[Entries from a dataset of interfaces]
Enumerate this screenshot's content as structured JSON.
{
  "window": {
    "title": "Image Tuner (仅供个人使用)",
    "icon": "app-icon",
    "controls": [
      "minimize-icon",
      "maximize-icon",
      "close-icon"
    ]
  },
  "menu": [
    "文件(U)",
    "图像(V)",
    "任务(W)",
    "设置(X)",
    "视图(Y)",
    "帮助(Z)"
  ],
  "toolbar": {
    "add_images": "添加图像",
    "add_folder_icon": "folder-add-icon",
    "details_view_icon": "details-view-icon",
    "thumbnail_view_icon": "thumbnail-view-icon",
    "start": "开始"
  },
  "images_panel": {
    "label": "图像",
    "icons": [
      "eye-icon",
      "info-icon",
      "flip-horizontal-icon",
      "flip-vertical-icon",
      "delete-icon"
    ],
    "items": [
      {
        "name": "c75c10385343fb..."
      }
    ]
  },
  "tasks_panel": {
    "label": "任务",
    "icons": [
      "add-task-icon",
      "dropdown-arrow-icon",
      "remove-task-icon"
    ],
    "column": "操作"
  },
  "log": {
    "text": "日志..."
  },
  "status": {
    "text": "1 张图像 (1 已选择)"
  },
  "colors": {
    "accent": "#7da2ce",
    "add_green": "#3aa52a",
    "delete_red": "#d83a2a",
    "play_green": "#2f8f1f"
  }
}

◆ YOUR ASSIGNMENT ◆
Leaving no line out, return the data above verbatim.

◆ TASK SOLUTION ◆
Enumerate this screenshot's content as structured JSON.
{
  "window": {
    "title": "Image Tuner (仅供个人使用)",
    "icon": "app-icon",
    "controls": [
      "minimize-icon",
      "maximize-icon",
      "close-icon"
    ]
  },
  "menu": [
    "文件(U)",
    "图像(V)",
    "任务(W)",
    "设置(X)",
    "视图(Y)",
    "帮助(Z)"
  ],
  "toolbar": {
    "add_images": "添加图像",
    "add_folder_icon": "folder-add-icon",
    "details_view_icon": "details-view-icon",
    "thumbnail_view_icon": "thumbnail-view-icon",
    "start": "开始"
  },
  "images_panel": {
    "label": "图像",
    "icons": [
      "eye-icon",
      "info-icon",
      "flip-horizontal-icon",
      "flip-vertical-icon",
      "delete-icon"
    ],
    "items": [
      {
        "name": "c75c10385343fb..."
      }
    ]
  },
  "tasks_panel": {
    "label": "任务",
    "icons": [
      "add-task-icon",
      "dropdown-arrow-icon",
      "remove-task-icon"
    ],
    "column": "操作"
  },
  "log": {
    "text": "日志..."
  },
  "status": {
    "text": "1 张图像 (1 已选择)"
  },
  "colors": {
    "accent": "#7da2ce",
    "add_green": "#3aa52a",
    "delete_red": "#d83a2a",
    "play_green": "#2f8f1f"
  }
}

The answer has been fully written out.